This delivery and the completion of New Zealand’s P-8A fleet comes after the RNZAF formally retired its ageing fleet of six Lockheed P-3K2 Orion MPA on January 31 after more than 55 years of operational service. Wellington purchased its P-8As through the US Foreign Military Sales (FMS) programme, with a contract (worth $1.6bn) being signed on July 9, 2018. After four years of preparation, the RNZAF officially declared its new Poseidon fleet operational on July 1, making the aircraft and its capabilities available for frontline missions, while plugging the maritime patrol capability gap that was created by the expedited retirement of the P-3K2 fleet earlier in the year.
AVM Andrew Clark, Chief of the RNZAF, highlighted that the introduction of the P-8A marks the beginning of a new era for the air arm. “New Zealand’s maritime security is central to our wider security. The Poseidon is the latest in a series of aircraft going back to the early days of the RNZAF that have kept watch from the air – securing our maritime resources, defending our region against military threats, building regional resilience, preventing trans-national crime, and of course carrying out search-and-rescue (SAR) and humanitarian aid and disaster relief (HA/DR) missions.
“In the Poseidon fleet, we now have the modern standard in technology to perform these crucial roles. The Poseidon has the breadth of versatility and the depth of capability required for the job in today’s complex security environment,” he added.
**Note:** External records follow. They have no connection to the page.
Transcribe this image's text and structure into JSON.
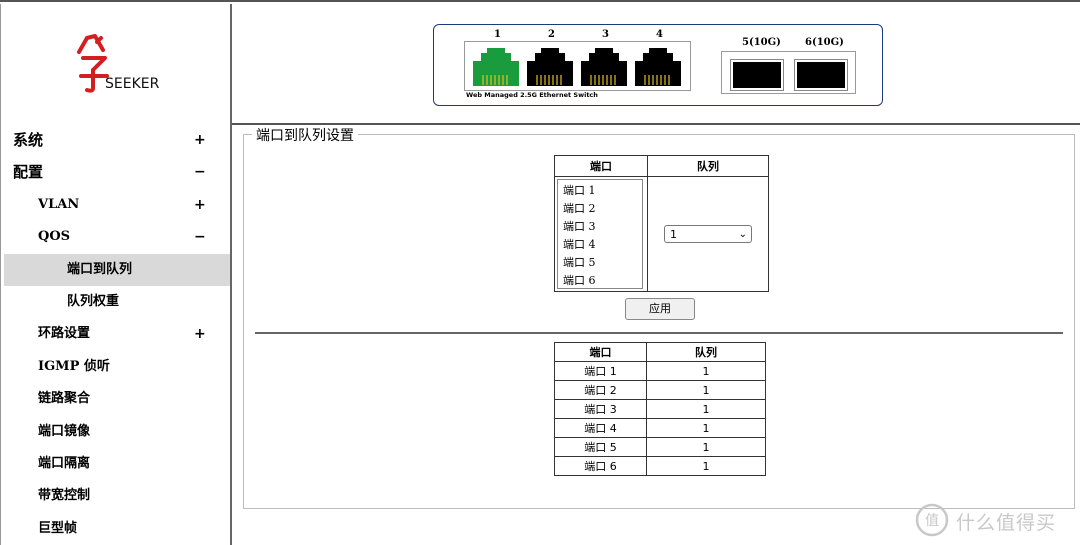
{
  "logo": {
    "text": "SEEKER",
    "color": "#d21f1f"
  },
  "sidebar": {
    "items": [
      {
        "label": "系统",
        "sign": "+",
        "level": 0
      },
      {
        "label": "配置",
        "sign": "−",
        "level": 0
      },
      {
        "label": "VLAN",
        "sign": "+",
        "level": 1
      },
      {
        "label": "QOS",
        "sign": "−",
        "level": 1
      },
      {
        "label": "端口到队列",
        "sign": "",
        "level": 2,
        "active": true
      },
      {
        "label": "队列权重",
        "sign": "",
        "level": 2
      },
      {
        "label": "环路设置",
        "sign": "+",
        "level": 1
      },
      {
        "label": "IGMP 侦听",
        "sign": "",
        "level": 1
      },
      {
        "label": "链路聚合",
        "sign": "",
        "level": 1
      },
      {
        "label": "端口镜像",
        "sign": "",
        "level": 1
      },
      {
        "label": "端口隔离",
        "sign": "",
        "level": 1
      },
      {
        "label": "带宽控制",
        "sign": "",
        "level": 1
      },
      {
        "label": "巨型帧",
        "sign": "",
        "level": 1
      }
    ]
  },
  "panel": {
    "ports": [
      {
        "num": "1",
        "status_color": "#1a9c3e"
      },
      {
        "num": "2",
        "status_color": "#000000"
      },
      {
        "num": "3",
        "status_color": "#000000"
      },
      {
        "num": "4",
        "status_color": "#000000"
      }
    ],
    "sfp": [
      {
        "num": "5(10G)"
      },
      {
        "num": "6(10G)"
      }
    ],
    "caption": "Web Managed 2.5G Ethernet Switch",
    "border_color": "#1c3a7a"
  },
  "main": {
    "legend": "端口到队列设置",
    "config_headers": {
      "port": "端口",
      "queue": "队列"
    },
    "port_list": [
      "端口 1",
      "端口 2",
      "端口 3",
      "端口 4",
      "端口 5",
      "端口 6"
    ],
    "queue_selected": "1",
    "apply_label": "应用",
    "result_headers": {
      "port": "端口",
      "queue": "队列"
    },
    "result_rows": [
      {
        "port": "端口 1",
        "queue": "1"
      },
      {
        "port": "端口 2",
        "queue": "1"
      },
      {
        "port": "端口 3",
        "queue": "1"
      },
      {
        "port": "端口 4",
        "queue": "1"
      },
      {
        "port": "端口 5",
        "queue": "1"
      },
      {
        "port": "端口 6",
        "queue": "1"
      }
    ]
  },
  "watermark": {
    "text": "什么值得买",
    "icon": "smile-badge-icon"
  }
}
Operated by the RNZAF’s No 5 Squadron – the same unit that employed the Orion – conducting a variety of missions that range from aerial surveillance and maritime patrol taskings across New Zealand’s Exclusive Economic Zone and South Pacific region to SAR and HA/DR operations.